### Data shown
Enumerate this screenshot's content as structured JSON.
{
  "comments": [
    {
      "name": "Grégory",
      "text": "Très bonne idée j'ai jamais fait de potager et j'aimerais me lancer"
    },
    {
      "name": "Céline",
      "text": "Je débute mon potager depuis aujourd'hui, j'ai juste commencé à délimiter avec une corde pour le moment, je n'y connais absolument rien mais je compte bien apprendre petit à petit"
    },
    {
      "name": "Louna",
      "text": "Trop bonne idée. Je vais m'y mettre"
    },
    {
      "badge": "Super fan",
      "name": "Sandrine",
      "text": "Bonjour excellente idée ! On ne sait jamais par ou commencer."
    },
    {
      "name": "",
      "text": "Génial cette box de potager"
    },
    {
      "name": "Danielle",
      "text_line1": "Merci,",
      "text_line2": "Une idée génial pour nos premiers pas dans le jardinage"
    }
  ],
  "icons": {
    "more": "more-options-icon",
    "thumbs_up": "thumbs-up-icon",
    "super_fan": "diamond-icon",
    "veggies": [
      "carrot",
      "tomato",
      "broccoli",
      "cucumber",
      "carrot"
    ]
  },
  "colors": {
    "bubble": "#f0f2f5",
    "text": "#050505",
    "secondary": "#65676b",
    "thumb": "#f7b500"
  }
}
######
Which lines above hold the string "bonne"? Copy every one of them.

      "text": "Très bonne idée j'ai jamais fait de potager et j'aimerais me lancer"
      "text": "Trop bonne idée. Je vais m'y mettre"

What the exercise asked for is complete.